Frank Deford's article about San Jose State's Tommie Smith (Built for Chasing Beyondness, May 22) was stuffed with superlatives, and correctly so.
I think now everyone will agree that Tommie is the greatest all-round dash man anyone has ever seen. But please bear one point in mind: there is one man alive who could give Smith a run for his money. It's too bad Henry Carr signed a football contract in 1964, or the 44-second-flat quarter mile might be a reality by now.
New York City
It's about time someone of the press recognized Tommie Smith for what he is, the greatest sprinter track and field has ever seen. Smith up to now has been continuously ignored by the American press, even though he now holds or shares nine world records. Indeed, even SI used to concentrate on the buildup of Jim Ryun, while giving Tommie no more than a footnote in FOR THE RECORD.
We at San Jose State are very proud of Tommie, and we hope that in the future the other news media across the nation will follow your example by finally giving him the recognition he deserves.
San Jose, Calif.
Re your editorial, "Superplan" (SCORECARD, May 15), you have to be kidding.
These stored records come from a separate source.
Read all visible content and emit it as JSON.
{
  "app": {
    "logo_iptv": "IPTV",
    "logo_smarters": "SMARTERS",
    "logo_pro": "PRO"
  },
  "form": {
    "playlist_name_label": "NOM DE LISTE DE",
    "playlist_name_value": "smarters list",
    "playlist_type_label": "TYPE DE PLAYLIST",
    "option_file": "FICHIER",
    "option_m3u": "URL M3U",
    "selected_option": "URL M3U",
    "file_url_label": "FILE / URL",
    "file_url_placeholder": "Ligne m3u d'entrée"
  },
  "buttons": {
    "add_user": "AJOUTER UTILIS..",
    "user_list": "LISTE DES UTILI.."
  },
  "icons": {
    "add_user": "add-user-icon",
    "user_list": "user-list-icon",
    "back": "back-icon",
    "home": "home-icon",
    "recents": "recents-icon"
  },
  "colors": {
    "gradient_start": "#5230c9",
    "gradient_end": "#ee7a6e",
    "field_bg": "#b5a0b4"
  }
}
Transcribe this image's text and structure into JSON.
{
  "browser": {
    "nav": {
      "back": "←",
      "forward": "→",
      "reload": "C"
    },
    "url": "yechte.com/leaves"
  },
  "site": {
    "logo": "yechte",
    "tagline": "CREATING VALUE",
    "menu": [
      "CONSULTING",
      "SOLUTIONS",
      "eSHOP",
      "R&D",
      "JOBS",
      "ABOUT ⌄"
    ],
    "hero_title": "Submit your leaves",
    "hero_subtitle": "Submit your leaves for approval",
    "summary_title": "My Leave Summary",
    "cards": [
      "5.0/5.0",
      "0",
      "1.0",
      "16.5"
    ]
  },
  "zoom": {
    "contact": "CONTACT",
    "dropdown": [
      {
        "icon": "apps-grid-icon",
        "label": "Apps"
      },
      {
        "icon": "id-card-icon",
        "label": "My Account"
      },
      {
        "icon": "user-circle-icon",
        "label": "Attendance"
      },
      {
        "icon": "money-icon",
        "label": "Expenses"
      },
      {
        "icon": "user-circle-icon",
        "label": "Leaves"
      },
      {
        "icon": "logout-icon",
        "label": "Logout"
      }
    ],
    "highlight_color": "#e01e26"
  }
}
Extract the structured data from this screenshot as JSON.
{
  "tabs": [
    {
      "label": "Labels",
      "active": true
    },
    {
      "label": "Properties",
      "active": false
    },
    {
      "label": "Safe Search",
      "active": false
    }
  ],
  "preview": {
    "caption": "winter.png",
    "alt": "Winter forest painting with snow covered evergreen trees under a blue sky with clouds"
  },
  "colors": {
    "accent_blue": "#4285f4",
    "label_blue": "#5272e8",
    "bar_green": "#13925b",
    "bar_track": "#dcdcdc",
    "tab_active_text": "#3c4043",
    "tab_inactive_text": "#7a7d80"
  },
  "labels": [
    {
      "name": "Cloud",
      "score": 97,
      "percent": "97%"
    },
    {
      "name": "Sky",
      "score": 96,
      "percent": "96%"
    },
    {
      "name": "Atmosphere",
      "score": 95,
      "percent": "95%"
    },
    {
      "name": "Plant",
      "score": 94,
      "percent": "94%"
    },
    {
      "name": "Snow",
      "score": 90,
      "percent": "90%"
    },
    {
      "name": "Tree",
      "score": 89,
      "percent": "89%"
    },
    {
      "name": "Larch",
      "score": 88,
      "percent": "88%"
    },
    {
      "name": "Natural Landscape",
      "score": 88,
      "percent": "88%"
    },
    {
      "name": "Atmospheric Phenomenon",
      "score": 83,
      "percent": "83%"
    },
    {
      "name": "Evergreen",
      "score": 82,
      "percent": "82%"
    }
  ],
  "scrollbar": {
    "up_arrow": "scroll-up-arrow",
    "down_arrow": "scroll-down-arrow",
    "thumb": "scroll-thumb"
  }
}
The National Hockey League's new Stanley Cup playoff scheme is ridiculous. Imagine a 70-game regular schedule and a possible 21-game playoff.
Ask any player and he will tell you that he prefers a shorter schedule rather than an expanded one. I don't know which is worse: the NHL's playoff scheme or the NFL's new four-division setup. I believe both leagues missed the boat when they did not set up their divisions geographically.
I prefer baseball's World Series of American League winner vs. National League winner. Why should a second-, third-or fourth-place team get a chance at the championship when they didn't prove best over a 70-game schedule?
I suppose the next plan will be a $600,000 Superderby matching Kentucky Derby finishers 1 and 3 and 2 and 4. For starters, how about Proud Clarion vs. Damascus and Barbs Delight vs. Reason to Hail?
ALBERT T. FULCO
Bravo for Jeannette Bruce's Confessions of a Judo Roll-out (May 22). It's marvelous. Her humor grows out of a true sense of the ridiculous, which she sees in herself first of all. While I haven't an athletic bone in my body, she has started me thinking, and I just may run up to Judo, Inc. and enroll.
Thanks to SPORTS ILLUSTRATED for one of the most enjoyable half hours of reading I've ever spent.
NOEL H. BUSTARD
New York City